The whole story of Long-Term Capital is fascinating. Because if you take Eric Rosefelt, Larry Hilibrand, Grek Hawkins, Victor Hagani, the two Nobel Prize winners: Merton and Scholes. . . If you take the 16 of them, they probably have as high an average IQ as any 16 people working together in one business in the country. Including at Microsoft, or whatever business you want to name. So you have an INCREDIBLE amount of intellect in that room.
Now, you combine that with the fact that those 16 had EXTENSIVE experience in the field they were operating. These were not a bunch of guys who’d made their money selling men’s clothing and all of a sudden got into the securities business. They had an aggregate of probably 350-400 years of experience doing exactly what they were doing.

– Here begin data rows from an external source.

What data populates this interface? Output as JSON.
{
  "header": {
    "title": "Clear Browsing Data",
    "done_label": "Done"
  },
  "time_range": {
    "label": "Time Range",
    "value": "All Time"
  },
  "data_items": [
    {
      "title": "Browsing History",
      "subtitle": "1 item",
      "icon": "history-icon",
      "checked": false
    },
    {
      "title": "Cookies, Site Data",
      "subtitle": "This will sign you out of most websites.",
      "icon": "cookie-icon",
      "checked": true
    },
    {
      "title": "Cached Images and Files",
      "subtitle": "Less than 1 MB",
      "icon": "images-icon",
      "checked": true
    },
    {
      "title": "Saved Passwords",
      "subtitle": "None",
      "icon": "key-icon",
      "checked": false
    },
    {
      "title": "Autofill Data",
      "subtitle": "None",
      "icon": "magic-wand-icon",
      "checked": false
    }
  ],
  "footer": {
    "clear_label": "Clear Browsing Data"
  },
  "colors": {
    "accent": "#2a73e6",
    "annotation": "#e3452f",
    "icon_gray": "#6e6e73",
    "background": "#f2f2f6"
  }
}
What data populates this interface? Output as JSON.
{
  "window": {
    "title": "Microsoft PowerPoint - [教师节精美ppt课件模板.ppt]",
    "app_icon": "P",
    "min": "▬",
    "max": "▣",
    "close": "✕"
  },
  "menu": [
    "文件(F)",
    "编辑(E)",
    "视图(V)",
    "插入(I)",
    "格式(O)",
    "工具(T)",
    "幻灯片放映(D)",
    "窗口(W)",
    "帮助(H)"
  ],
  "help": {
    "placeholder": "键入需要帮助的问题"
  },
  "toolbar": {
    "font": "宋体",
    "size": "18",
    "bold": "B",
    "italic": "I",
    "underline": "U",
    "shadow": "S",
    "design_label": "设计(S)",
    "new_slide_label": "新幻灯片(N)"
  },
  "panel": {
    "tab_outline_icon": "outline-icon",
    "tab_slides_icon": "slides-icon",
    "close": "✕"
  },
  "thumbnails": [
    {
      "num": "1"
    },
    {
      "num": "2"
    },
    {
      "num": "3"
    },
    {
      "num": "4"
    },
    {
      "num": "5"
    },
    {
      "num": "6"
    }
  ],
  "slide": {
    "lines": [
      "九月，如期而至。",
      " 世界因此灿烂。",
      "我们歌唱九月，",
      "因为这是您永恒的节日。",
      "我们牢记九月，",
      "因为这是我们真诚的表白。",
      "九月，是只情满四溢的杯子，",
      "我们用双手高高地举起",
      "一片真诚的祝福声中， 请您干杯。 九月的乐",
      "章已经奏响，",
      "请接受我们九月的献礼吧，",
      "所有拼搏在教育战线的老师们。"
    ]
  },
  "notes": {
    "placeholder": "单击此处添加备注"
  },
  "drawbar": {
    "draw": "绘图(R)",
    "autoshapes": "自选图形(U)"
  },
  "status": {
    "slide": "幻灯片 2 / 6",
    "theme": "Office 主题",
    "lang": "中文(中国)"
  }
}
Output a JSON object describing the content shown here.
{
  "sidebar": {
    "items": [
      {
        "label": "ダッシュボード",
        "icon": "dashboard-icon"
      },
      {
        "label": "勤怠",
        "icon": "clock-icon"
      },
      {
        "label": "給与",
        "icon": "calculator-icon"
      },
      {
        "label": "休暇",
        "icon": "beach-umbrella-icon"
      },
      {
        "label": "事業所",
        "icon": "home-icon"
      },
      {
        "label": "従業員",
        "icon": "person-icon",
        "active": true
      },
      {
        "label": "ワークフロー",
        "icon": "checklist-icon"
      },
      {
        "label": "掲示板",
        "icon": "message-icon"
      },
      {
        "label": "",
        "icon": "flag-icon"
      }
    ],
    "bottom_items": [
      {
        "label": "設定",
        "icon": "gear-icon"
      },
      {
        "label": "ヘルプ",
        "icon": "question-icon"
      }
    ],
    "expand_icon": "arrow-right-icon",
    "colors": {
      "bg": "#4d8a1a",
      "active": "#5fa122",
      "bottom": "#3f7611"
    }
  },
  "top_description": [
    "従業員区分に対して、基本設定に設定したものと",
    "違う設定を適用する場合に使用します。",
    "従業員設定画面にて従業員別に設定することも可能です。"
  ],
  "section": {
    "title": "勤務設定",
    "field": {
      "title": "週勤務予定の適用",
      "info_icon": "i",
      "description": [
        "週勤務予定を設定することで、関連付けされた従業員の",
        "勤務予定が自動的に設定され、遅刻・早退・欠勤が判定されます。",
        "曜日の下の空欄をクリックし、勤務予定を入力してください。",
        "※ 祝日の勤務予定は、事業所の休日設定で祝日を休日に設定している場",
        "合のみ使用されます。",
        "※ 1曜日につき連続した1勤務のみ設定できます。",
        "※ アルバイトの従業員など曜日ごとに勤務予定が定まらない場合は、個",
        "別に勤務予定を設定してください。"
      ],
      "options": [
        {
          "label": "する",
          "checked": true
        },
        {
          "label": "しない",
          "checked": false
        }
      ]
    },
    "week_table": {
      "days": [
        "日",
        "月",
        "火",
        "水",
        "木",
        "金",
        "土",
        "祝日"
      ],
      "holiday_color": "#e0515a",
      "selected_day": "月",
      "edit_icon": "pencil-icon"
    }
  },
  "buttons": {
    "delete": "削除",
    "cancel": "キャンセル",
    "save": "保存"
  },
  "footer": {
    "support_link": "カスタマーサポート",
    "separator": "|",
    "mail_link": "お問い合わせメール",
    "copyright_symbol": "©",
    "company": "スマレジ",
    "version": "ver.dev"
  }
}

And then you throw in the third factor — that most of them had nearly all of their very substantial net worths in the business. So, they had their own money up.

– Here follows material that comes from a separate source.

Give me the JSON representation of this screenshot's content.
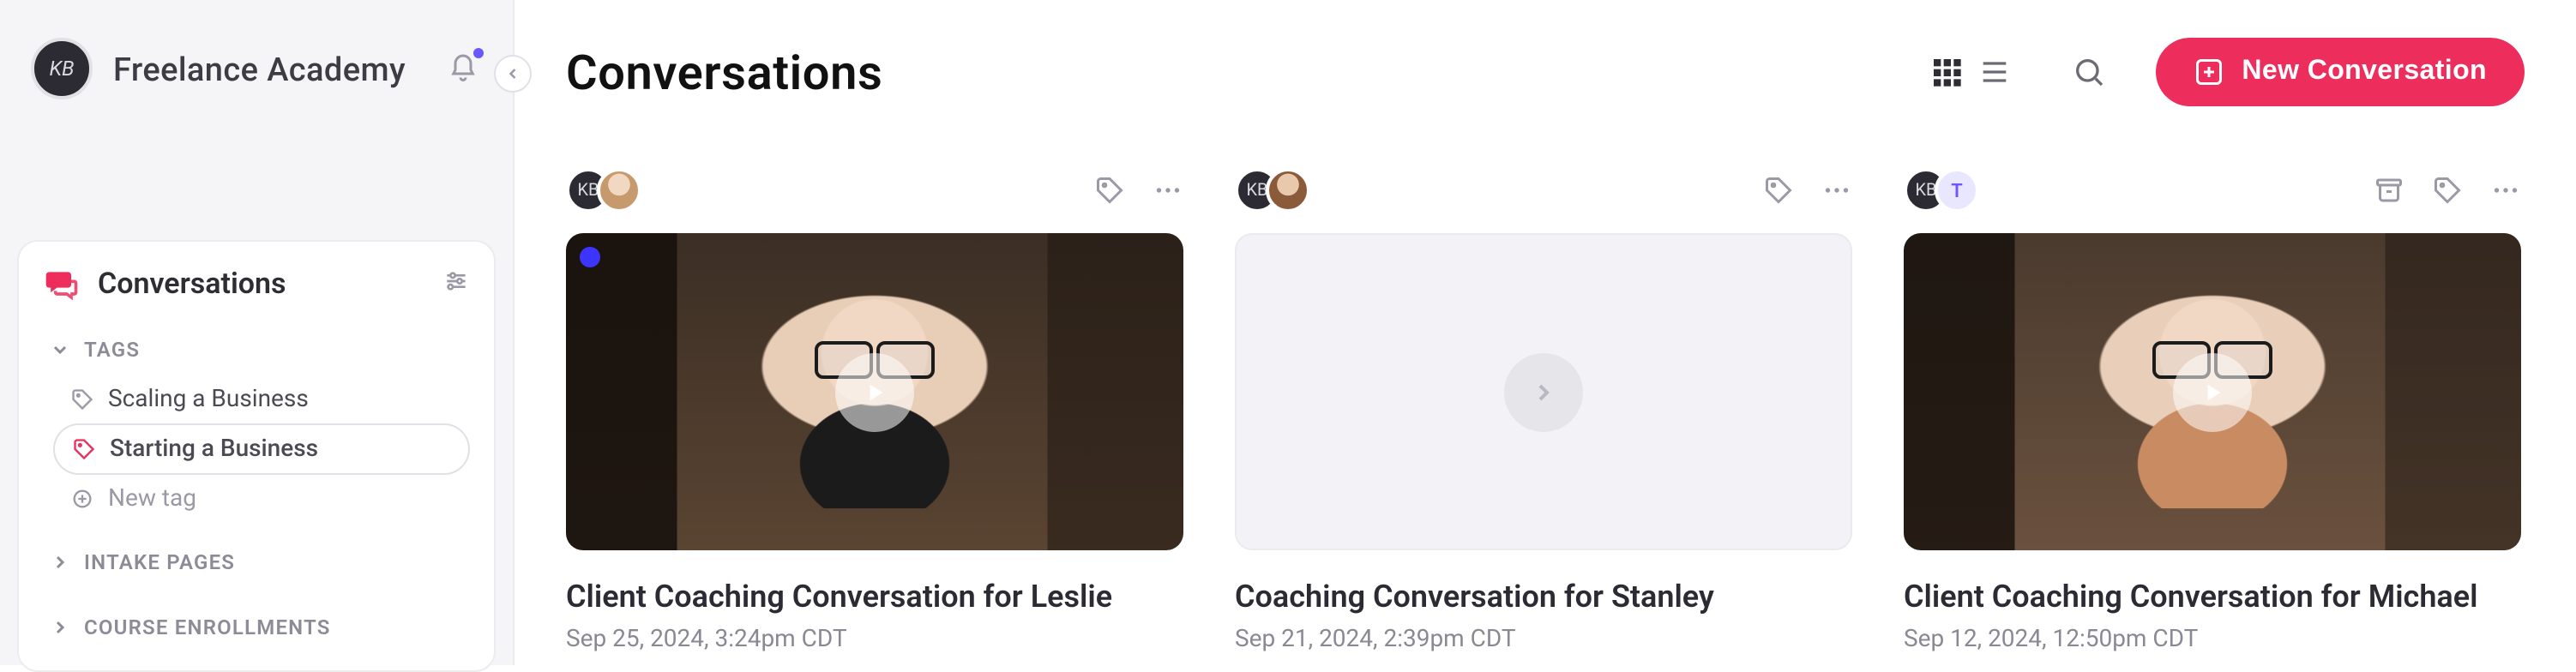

Hundreds and hundreds of millions of dollars of their own money up, super high intellect, and working in a field they knew. . . And essentially, they went broke.
–So they had a lot of incentives acting in their favor, which should have motivated them to act intelligently.

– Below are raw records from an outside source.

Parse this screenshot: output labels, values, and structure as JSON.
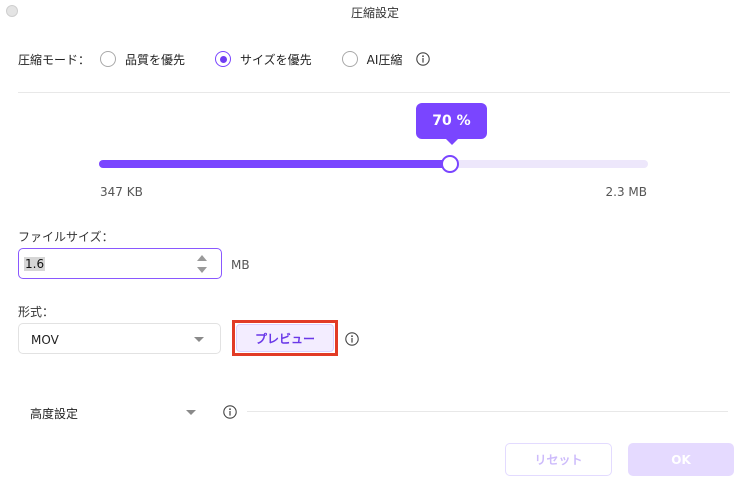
{
  "window": {
    "title": "圧縮設定"
  },
  "mode": {
    "label": "圧縮モード：",
    "options": [
      {
        "label": "品質を優先",
        "selected": false
      },
      {
        "label": "サイズを優先",
        "selected": true
      },
      {
        "label": "AI圧縮",
        "selected": false
      }
    ]
  },
  "slider": {
    "value_label": "70 %",
    "value": 0.64,
    "min_label": "347 KB",
    "max_label": "2.3 MB"
  },
  "file_size": {
    "label": "ファイルサイズ：",
    "value": "1.6",
    "unit": "MB"
  },
  "format": {
    "label": "形式：",
    "selected": "MOV",
    "preview_label": "プレビュー"
  },
  "advanced": {
    "label": "高度設定"
  },
  "footer": {
    "reset_label": "リセット",
    "ok_label": "OK"
  },
  "colors": {
    "accent": "#7a45ff",
    "accent_light": "#ede7fb",
    "highlight": "#e23b26"
  },
  "icons": {
    "info": "info-icon",
    "caret": "chevron-down-icon"
  }
}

But it didn’t.
And the underlying reason why they lost everything is because they. . .
. . . Risked what they needed to get what they did NOT need.
They wanted to make a little bit more money than they were already making. So they risked their reputations, their own money, and most importantly: The funds of their investors. . .
. . . And lost it all!
The potential profit was clearly NOT compensatory to the potential losses they might suffer.
But they went ahead and did it anyway.
And — Nobel Prize winner or not — if you risk something that is important to you, for something that is UNIMPORTANT to you, then you are a fool.
How to Make Fewer Stupid Mistakes in Life:
- When you’re a pro — and you can clearly spot the suckers — you should play the winner’s game. It makes sense to take calculated risks and to use your fancy moves if the odds are in your favor. For example, when the game is rigged to your advantage.
- When you’re not the pro — and you usually aren’t (!) — you should play the loser’s game. That means you want to stick to the fundamentals, avoid mistakes and minimize stupidity.
Key Strategies to Avoid Mistakes:
- Figure out the root cause by asking why (x5) and solving the problem.
- Figure out some worst-case scenarios in different areas of your life and make damn sure those things never happen.
- Never risk what you have and NEED for what you don’t have and DON’T need.
Learn from the example of Long-Term Capital Management (ironic name, huh?). Even Nobel Prize winners make stupid mistakes — especially when they don’t stick to a set of core principles.